Source information:
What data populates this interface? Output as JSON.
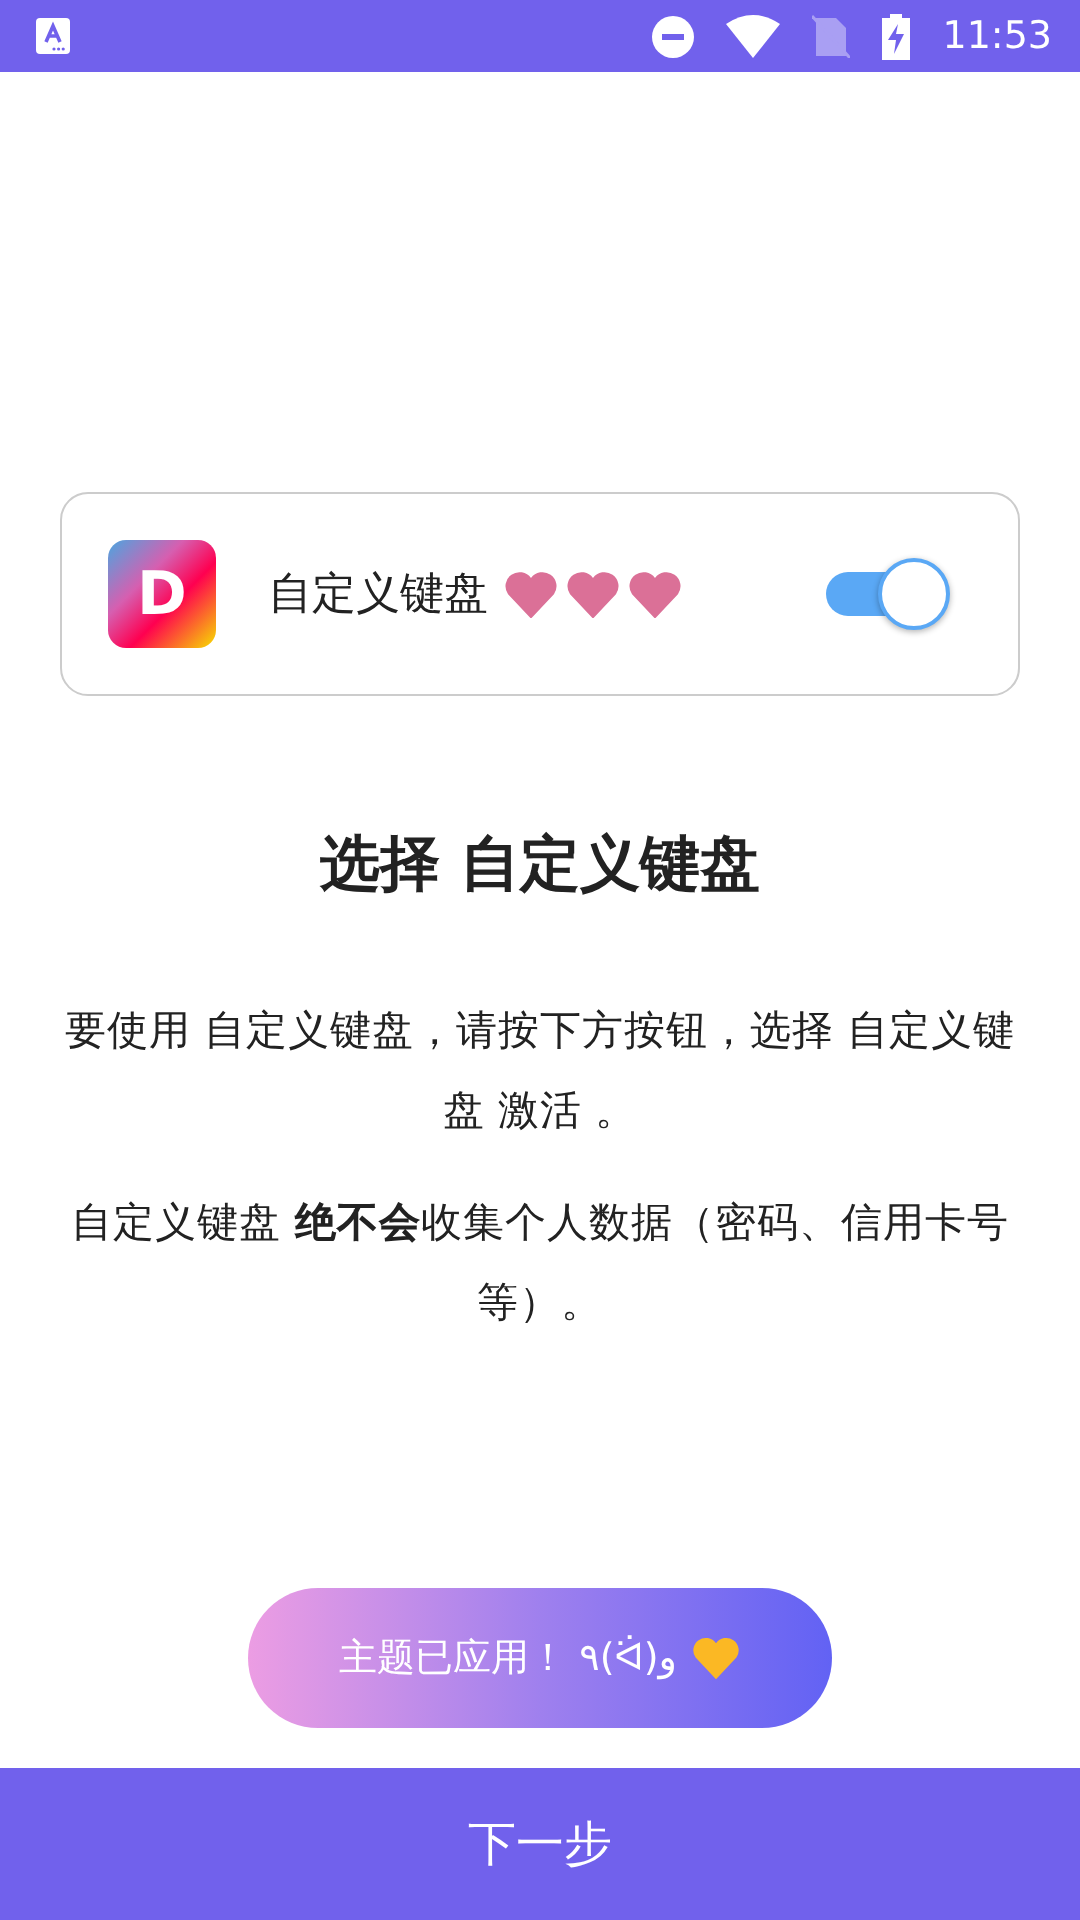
{
  "status_bar": {
    "time": "11:53"
  },
  "keyboard_card": {
    "name": "自定义键盘",
    "app_letter": "D",
    "enabled": true
  },
  "title": "选择 自定义键盘",
  "paragraphs": [
    "要使用 自定义键盘，请按下方按钮，选择 自定义键盘 激活 。",
    "自定义键盘 **绝不会**收集个人数据（密码、信用卡号等）。"
  ],
  "theme_button": {
    "label": "主题已应用！ ٩(ᐛ)و"
  },
  "next_button": {
    "label": "下一步"
  }
}
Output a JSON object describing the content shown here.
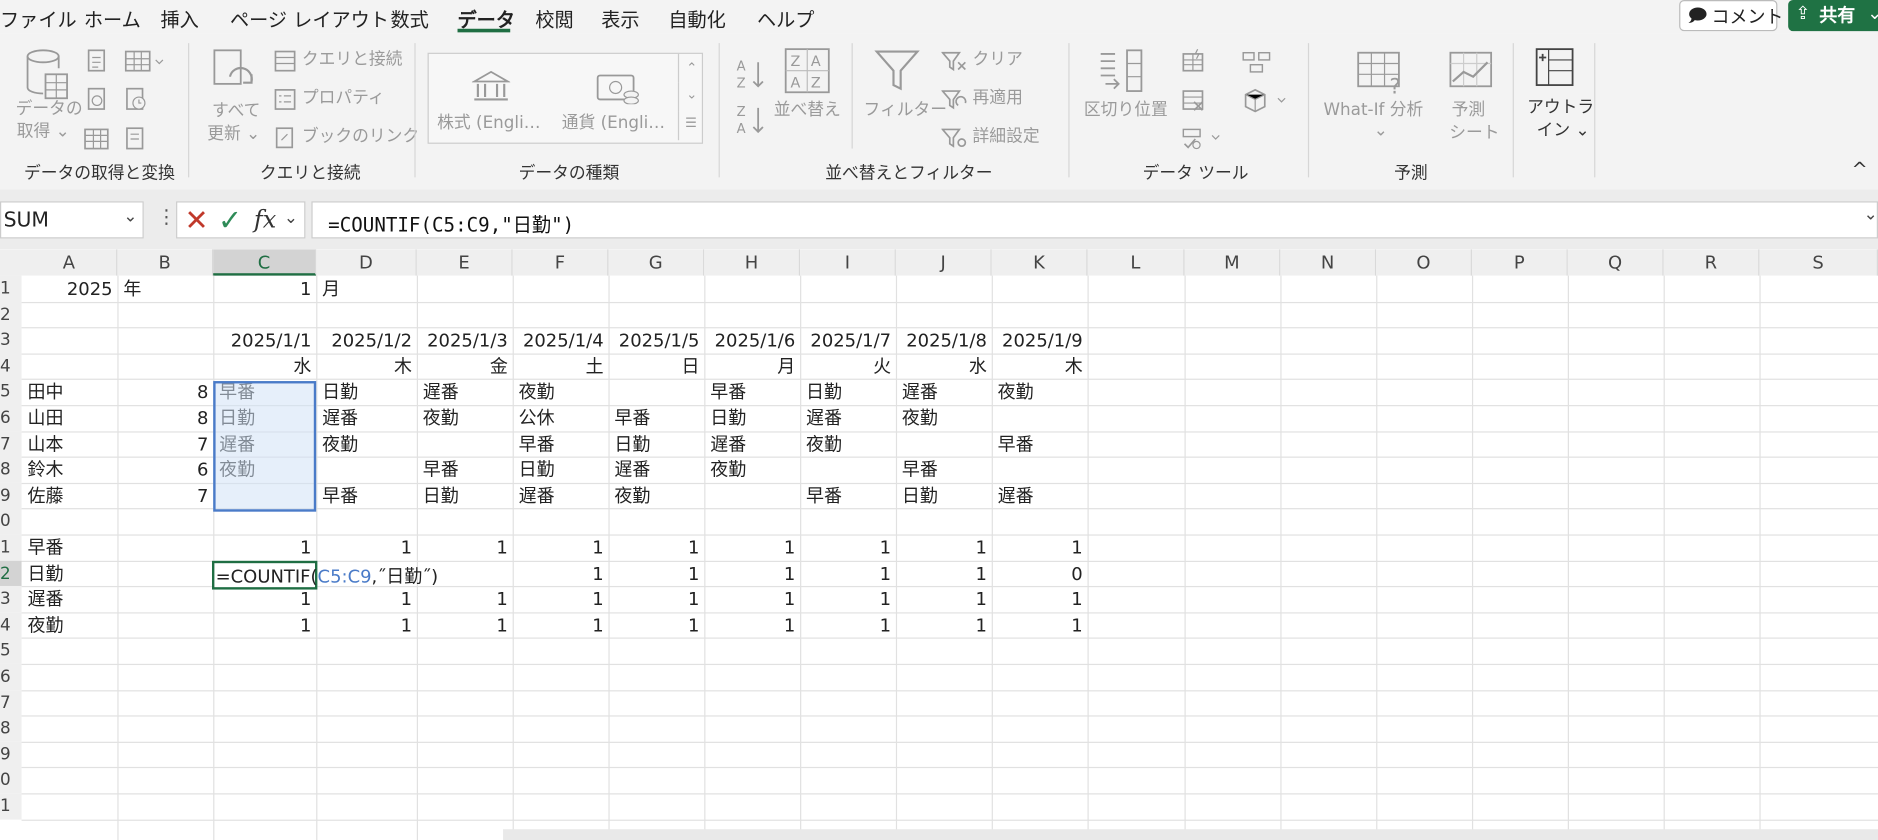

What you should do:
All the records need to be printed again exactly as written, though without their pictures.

Result:
What data populates this interface? Output as JSON.
{
  "status_bar": {
    "time": "11:53"
  },
  "keyboard_card": {
    "name": "自定义键盘",
    "app_letter": "D",
    "enabled": true
  },
  "title": "选择 自定义键盘",
  "paragraphs": [
    "要使用 自定义键盘，请按下方按钮，选择 自定义键盘 激活 。",
    "自定义键盘 **绝不会**收集个人数据（密码、信用卡号等）。"
  ],
  "theme_button": {
    "label": "主题已应用！ ٩(ᐛ)و"
  },
  "next_button": {
    "label": "下一步"
  }
}
Output a JSON object describing the content shown here.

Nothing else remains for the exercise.